Secondly, these systems offer vital insights through the data collected. With the power of analytic tools, you can monitor the performance of assets, anticipate potential problems, and forecast maintenance needs. This predictive analytics feature allows for improved budgeting and thoroughly informed decision-making processes.

Furthermore, CMMS enhances communication and collaboration within teams. It eliminates the cumbersome process of paperwork and offers an efficient way of keeping everyone in the loop about vital maintenance activities. With a standardized process and improved communication, work efficiency markedly increases.

Lastly, the use of CMMS increases regulatory compliance by providing accurate records needed during inspections. This assures regulatory bodies that your business is focused on safety and preventative maintenance, reducing the chances of unnecessary fines or penalties.

Implementing Maintenance Programs without CMMS: Disadvantages

On the flip side, diving into maintenance programs without the support of CMMS has its blind spots. The lack of automation and dependence on manual systems may hinder efficiency and efficacy. Delayed or missed preventive maintenance schedules can result in cascading machine failures, increasing downtime.

The absence of reliable, real-time data collection means the intervention usually happens after the problem has occurred. This reactive approach often results in high repair costs and, in some instances, replacement expenses. Automation absence also means a lot of time spent on administrative tasks, which could otherwise be invested in more productive activities.

Paper methology, without the collaboration and standardization provided by CMMS, can lead to ineffective communication. Critical information can get lost, timeliness may not be accomplished, and consistency of task performance becomes difficult to maintain. Additionally, without a digitized record, proving regulatory compliance can be a daunting challenge and may expose your business to unnecessary risks and penalties.

Choosing the Right Maintenance Program: A Matter of Context

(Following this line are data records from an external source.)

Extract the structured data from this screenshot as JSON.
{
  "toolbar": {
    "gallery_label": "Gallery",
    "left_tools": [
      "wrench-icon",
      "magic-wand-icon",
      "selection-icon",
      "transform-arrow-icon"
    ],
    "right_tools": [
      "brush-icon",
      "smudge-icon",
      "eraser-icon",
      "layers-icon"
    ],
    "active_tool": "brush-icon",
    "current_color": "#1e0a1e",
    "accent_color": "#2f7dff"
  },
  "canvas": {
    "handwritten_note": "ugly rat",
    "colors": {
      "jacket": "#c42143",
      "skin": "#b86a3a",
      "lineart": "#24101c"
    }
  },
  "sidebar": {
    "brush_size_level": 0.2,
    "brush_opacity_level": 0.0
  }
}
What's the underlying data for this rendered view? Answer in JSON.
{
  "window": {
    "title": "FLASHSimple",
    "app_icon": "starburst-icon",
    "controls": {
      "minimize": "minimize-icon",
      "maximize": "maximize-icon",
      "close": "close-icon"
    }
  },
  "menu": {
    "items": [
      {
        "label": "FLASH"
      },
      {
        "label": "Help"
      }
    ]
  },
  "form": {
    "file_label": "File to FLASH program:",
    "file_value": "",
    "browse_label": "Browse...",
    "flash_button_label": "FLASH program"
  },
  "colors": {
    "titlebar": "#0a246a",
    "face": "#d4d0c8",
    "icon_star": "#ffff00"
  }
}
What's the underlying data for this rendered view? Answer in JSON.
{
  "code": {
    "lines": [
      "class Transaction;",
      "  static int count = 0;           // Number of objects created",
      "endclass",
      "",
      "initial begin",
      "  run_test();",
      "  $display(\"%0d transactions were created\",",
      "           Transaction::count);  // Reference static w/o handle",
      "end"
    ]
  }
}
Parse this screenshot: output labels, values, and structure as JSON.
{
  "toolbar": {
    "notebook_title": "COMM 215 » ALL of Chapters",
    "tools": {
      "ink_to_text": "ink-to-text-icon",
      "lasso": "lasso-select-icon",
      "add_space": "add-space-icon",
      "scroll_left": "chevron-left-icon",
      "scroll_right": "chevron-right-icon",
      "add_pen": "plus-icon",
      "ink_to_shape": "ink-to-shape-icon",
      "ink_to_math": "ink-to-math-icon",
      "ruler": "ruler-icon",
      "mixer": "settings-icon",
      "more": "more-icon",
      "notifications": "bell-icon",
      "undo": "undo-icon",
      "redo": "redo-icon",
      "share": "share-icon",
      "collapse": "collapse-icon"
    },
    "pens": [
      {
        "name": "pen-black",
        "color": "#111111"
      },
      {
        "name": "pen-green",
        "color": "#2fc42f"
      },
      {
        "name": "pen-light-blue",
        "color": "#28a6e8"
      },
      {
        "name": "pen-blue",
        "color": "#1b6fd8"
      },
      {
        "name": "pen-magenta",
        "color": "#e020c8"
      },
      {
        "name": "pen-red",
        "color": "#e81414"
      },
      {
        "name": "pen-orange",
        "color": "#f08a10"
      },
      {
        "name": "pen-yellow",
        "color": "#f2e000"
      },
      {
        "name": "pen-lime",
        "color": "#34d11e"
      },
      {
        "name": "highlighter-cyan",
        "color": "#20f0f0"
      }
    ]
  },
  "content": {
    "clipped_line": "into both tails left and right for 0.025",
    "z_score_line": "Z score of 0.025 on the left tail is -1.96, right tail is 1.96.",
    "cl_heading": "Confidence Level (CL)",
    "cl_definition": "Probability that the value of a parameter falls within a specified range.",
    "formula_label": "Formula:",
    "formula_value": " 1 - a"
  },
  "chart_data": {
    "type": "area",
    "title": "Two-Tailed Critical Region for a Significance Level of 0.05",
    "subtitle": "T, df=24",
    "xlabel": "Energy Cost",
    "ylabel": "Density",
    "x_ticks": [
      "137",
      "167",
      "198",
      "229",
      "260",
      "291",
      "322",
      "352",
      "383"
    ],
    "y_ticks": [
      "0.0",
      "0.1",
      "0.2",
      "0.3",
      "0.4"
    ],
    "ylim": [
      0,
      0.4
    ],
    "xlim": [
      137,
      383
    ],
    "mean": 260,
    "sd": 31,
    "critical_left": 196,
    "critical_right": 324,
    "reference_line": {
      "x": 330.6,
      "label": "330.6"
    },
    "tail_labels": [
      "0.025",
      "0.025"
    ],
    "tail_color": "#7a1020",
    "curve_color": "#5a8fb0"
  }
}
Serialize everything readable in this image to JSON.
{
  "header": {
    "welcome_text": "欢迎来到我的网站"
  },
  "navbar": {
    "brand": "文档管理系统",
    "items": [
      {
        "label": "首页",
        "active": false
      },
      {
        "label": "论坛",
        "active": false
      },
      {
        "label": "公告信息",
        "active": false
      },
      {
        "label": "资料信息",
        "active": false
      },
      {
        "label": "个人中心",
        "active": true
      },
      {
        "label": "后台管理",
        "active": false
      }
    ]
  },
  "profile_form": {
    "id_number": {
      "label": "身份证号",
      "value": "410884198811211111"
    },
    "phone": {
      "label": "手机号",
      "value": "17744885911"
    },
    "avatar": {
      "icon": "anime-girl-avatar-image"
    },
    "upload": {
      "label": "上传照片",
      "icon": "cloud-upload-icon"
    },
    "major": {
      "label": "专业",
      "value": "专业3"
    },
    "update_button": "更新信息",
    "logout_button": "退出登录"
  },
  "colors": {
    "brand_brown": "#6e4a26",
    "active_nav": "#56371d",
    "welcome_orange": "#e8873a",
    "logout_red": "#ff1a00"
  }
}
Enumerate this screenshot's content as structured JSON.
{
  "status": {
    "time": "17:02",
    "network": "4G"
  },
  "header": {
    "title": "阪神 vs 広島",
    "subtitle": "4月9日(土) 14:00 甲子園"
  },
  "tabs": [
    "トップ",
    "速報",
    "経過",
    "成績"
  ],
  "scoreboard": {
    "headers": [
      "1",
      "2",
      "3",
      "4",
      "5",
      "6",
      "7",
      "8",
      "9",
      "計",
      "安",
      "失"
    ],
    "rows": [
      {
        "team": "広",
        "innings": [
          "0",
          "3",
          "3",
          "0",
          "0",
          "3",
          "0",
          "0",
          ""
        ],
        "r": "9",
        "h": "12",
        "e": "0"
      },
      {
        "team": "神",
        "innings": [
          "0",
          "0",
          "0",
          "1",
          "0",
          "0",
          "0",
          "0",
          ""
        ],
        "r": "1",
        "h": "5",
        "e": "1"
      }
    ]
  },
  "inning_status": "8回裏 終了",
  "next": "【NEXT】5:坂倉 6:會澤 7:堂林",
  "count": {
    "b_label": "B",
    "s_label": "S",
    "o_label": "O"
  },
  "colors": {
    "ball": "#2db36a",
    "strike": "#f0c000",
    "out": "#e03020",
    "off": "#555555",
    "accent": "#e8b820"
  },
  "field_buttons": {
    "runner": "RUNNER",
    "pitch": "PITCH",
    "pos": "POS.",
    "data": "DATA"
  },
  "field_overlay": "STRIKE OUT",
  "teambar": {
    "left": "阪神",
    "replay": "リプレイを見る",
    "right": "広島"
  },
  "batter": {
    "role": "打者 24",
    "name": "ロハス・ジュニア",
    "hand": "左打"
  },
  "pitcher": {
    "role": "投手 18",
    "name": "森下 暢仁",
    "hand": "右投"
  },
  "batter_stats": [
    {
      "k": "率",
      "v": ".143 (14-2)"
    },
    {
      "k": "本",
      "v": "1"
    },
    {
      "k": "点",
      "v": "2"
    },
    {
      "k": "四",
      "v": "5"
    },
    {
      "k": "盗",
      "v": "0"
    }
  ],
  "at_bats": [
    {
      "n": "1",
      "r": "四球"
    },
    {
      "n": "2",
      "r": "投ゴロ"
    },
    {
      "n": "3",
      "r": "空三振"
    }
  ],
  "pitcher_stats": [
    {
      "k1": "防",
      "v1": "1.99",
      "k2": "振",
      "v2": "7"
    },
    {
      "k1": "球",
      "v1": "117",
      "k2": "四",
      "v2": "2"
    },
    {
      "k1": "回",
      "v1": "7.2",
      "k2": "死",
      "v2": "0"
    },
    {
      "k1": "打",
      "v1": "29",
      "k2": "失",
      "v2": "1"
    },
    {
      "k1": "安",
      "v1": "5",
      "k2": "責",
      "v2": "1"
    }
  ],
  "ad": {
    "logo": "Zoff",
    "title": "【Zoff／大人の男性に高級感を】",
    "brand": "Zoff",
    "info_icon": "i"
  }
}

The choice of the right maintenance program is significantly influenced by an organization’s unique context: the business objectives, available resources, complexity of machinery, and prevailing regulations.

Choosing a preventive maintenance program, especially with the support of a CMMS, can yield substantial benefits. It allows for proper planning of maintenance tasks, avoiding sudden machinery breakdowns that disrupt operations. However, for businesses with simple machinery or limited resources, it might be more practical to stick to a reactive maintenance approach.

On the other hand, a predictive maintenance program, which monitors real-time conditions of equipment, can be beneficial for complex, high-value machinery. While this requires significant investment, it can save costs long-term by preemptively identifying and solving potential problems.

Yet again, the appropriate maintenance program ultimately depends on a careful consideration of an organization’s unique requirements, financial capabilities, and strategic objectives.

The Interplay between CMMS, Maintenance Programs, and Organizational Success

The connection between CMMS, maintenance programs, and the overall success of an organization is reciprocal. An effective maintenance program, facilitated by CMMS, directly influences the ability of an organization to deliver valuable products or services reliably and competitively.

CMMS promotes efficiency, data-driven decision-making, communication, and compliance - all crucial elements for a successful maintenance program. A superior maintenance program, in turn, ensures machinery and equipment are well-kept, thus promoting operational efficiency and reduced downtime.

This efficiency and dependability translate into the organization’s capacity to reliably produce and deliver high-quality products or services, which ultimately results in a satisfied customer base and improved bottom line.

In a nutshell, the integration of CMMS into your maintenance programs is not merely an operational choice; it directly influences your organization's competitive standing in today’s fast-paced business environment.